Wow, lots of great comments on this post. What can I say; I have a love affair with words whether they be fiction, historical, biographical whatever. I'm always learning from what I read. Even if I'm on vacation I have something to read. Fiction is wonderful; it takes you away from the everyday mundane into places far away, into other times, into other lives so unlike your own. I'm so glad there are wonderful authors like you out there! Keep on writing your fabulous fiction Vicki!!!!

Desiree said...

I come, waving my white flag :) It seems I'm very much in the minority. I will, however, read your latest novel once it hits the shelves...who knows, it may just succeed in making me break free of my self-inflicted mould ;)

Vicki Lane said...

No white flag needed, Desiree! It's just a matter of personal preference. But obviously we fiction-lovers have strong feeling about our reading.

dleisert said...

I read both.... Nonfiction gives me the framework, the facts.
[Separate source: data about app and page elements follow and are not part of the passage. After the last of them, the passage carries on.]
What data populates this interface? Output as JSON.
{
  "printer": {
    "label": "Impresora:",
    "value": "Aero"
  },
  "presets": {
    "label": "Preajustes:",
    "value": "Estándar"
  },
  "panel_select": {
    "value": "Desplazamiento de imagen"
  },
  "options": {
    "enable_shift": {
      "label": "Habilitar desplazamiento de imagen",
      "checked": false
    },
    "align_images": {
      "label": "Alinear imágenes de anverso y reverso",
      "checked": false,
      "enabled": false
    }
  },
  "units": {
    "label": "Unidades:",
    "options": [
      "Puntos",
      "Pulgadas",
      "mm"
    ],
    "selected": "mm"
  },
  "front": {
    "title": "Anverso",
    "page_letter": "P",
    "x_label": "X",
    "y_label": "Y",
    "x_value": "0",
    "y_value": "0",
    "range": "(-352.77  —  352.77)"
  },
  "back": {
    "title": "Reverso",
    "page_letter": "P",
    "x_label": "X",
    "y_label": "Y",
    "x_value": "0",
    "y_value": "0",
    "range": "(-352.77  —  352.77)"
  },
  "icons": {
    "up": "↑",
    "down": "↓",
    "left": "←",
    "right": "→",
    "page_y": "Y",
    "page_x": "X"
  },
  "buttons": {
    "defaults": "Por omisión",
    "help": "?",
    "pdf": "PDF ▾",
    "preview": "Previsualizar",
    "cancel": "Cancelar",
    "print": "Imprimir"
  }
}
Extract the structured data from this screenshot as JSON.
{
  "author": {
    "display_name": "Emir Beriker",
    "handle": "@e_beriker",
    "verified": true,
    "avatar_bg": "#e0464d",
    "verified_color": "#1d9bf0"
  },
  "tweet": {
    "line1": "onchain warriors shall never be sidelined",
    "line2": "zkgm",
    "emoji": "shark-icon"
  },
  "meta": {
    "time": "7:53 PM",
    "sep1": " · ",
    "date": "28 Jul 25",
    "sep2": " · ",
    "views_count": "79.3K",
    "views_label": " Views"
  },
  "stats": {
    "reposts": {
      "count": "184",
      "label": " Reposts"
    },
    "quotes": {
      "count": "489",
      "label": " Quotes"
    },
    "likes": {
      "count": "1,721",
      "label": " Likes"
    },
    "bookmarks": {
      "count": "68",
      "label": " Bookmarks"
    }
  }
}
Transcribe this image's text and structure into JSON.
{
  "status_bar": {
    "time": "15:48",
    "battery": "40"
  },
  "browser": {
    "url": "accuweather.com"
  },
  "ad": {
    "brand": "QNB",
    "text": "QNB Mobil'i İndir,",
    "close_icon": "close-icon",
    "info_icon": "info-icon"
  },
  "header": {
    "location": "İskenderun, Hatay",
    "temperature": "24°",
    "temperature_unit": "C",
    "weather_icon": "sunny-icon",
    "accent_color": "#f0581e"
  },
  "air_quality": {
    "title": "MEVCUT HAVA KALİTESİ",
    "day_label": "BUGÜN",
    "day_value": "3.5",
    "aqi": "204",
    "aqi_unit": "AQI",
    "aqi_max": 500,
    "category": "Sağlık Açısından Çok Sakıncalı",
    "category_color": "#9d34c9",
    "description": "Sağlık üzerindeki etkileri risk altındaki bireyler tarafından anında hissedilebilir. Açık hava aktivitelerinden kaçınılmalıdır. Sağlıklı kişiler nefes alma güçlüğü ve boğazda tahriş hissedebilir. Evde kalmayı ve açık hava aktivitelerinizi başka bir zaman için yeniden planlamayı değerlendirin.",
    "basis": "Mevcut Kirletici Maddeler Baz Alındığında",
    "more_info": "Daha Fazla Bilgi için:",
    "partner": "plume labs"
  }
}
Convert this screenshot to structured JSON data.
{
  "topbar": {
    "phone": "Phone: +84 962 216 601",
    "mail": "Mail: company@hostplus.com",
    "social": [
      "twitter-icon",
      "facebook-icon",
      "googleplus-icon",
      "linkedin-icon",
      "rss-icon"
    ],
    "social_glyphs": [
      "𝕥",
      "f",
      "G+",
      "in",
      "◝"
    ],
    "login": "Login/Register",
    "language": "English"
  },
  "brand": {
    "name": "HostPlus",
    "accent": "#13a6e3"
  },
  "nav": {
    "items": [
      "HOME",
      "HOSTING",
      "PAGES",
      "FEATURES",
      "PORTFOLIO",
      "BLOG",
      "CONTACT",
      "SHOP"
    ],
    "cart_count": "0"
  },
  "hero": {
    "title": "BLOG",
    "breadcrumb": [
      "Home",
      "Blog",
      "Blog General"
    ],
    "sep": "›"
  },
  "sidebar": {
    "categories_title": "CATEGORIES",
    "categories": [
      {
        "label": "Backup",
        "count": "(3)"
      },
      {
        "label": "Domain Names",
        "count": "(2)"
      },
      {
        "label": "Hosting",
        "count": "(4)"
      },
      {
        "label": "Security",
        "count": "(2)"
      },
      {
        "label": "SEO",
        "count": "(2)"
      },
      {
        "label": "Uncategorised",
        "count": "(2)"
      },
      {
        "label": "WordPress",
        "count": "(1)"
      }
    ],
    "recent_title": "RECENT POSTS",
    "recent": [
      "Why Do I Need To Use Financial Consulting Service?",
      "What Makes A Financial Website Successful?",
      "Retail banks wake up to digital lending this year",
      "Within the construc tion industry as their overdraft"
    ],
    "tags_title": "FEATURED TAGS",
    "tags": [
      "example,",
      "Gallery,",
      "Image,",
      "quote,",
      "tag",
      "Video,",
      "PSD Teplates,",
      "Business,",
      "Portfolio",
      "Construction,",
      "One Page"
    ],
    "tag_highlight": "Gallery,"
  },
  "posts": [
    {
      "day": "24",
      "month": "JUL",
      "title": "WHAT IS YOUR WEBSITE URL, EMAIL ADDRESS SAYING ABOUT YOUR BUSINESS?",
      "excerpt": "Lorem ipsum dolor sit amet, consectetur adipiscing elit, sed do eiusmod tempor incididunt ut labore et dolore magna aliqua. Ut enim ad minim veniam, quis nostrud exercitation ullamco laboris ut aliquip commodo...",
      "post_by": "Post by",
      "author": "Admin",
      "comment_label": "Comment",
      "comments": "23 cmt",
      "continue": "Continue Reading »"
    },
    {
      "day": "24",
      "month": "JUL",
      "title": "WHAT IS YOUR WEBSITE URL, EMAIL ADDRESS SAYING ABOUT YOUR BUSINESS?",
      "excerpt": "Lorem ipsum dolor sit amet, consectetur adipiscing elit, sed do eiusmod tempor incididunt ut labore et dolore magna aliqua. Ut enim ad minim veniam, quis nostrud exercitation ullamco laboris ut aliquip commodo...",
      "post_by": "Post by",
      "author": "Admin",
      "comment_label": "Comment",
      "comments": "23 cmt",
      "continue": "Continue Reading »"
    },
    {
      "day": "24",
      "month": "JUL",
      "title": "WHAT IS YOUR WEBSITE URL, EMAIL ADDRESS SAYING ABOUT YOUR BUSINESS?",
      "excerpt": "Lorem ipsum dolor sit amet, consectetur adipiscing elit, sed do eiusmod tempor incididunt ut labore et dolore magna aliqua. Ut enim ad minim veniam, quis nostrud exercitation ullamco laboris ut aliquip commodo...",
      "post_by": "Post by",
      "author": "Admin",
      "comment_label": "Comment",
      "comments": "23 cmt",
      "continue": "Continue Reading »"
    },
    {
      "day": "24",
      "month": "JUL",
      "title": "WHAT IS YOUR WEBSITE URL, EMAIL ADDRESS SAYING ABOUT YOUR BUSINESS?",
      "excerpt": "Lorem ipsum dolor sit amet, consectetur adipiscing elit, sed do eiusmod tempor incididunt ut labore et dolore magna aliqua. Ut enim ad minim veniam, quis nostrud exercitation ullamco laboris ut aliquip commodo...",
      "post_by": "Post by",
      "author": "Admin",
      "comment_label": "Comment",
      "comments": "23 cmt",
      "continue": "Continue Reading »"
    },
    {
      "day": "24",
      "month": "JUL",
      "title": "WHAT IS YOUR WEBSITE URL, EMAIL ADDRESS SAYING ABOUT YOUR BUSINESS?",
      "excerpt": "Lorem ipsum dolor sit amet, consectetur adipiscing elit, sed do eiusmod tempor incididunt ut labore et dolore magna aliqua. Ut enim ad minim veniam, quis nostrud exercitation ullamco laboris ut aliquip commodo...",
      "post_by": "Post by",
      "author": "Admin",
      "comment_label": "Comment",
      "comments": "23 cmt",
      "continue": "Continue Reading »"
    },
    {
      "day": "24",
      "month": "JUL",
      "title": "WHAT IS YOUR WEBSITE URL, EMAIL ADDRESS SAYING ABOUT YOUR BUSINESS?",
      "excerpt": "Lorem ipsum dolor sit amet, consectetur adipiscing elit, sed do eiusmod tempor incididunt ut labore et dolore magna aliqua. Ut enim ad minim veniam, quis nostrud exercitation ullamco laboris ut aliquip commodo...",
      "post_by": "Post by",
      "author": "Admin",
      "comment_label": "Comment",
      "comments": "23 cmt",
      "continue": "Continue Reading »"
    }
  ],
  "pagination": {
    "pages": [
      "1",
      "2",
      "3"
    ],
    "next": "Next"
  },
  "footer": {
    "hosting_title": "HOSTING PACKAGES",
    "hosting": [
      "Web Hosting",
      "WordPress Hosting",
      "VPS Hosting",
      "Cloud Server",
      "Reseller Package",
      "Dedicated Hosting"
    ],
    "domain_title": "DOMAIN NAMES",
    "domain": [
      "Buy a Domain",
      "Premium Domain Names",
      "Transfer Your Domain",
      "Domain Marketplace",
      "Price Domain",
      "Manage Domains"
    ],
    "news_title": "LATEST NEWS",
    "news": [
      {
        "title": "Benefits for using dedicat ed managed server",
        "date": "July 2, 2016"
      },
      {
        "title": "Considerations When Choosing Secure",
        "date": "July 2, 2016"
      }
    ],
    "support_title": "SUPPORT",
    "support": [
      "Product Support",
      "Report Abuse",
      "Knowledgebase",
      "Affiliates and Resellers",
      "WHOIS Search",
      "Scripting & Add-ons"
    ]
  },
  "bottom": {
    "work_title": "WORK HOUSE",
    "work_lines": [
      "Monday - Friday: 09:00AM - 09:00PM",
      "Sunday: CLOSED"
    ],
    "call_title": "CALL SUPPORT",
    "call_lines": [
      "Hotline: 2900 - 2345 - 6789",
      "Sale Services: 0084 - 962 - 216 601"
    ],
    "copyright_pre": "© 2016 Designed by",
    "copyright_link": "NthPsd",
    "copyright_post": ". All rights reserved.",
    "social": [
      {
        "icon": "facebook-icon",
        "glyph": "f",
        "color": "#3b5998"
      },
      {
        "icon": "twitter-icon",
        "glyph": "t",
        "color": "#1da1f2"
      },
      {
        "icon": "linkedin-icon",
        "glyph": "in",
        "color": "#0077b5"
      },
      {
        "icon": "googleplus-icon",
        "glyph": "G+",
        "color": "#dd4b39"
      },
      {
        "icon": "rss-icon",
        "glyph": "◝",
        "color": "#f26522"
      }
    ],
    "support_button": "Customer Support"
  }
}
Fiction gives me the emotional truth.

For example, I have read many histories of Jackson's campaign in the Shenandoah. Learned much that helped me appreciate Thomas Kenneally's novel Confederates. Kenneally, though, made the reality of the campaign come to life. Because of his novelist's skill, I could taste the dust as the foot cavalry tore through the valley.

Fiction and nonfiction complement each other.

Debra

Darla said...

Wonderful flowers...I enjoyed zooming in on them...! Thanks! :-)

Bouncin' Barb said...

I only read fiction and once in a blue moon I will read a good self-help book if I need it. Fiction takes me away to another world in my mind and lets me get away from the real world. I don't get that from non-fiction.

Vicki Lane said...

Well put,Debra!

And of course, fiction can be a perfect escape vehicle, as Barb says.

Victoria said...

Vicki, well said! I don't understand people who don't read fiction either, or why they think it's a waste of time. I can only think they are cursed with absolutely no imagination. It makes me shudder to think how much smaller my life would be without books.

Beautiful photos!

Anonymous said...

I'm a voracious reader of fiction of many types, though my favorite genre is the mystery. It's always good to have a book with you at all times, so that, if you're in a waiting kind of situation, you can just whip out the book, settle back---transported--until the wait is over. Emily Dickenson was right!
Deana the Queena

Susan M. Bell said...

I read a bit of just about everything; from fiction to true crime to poetry to essays....well, you get the picture. Fiction is my favorite, and all types of fiction. (I even read the "fluff" stuff once in a while.)

When I was a kid, reading was my way of escape. It was how I got through the many moves, the being picked on, the feeling of loneliness. It's still a great escape from the stresses of life in general. With my husband's illness and our financial crisis over the past year, we both owe a lot to our books. I will never really understand someone not reading at least a bit of fiction. Worse even when I come across someone who just plain doesn't read at all. **shudder**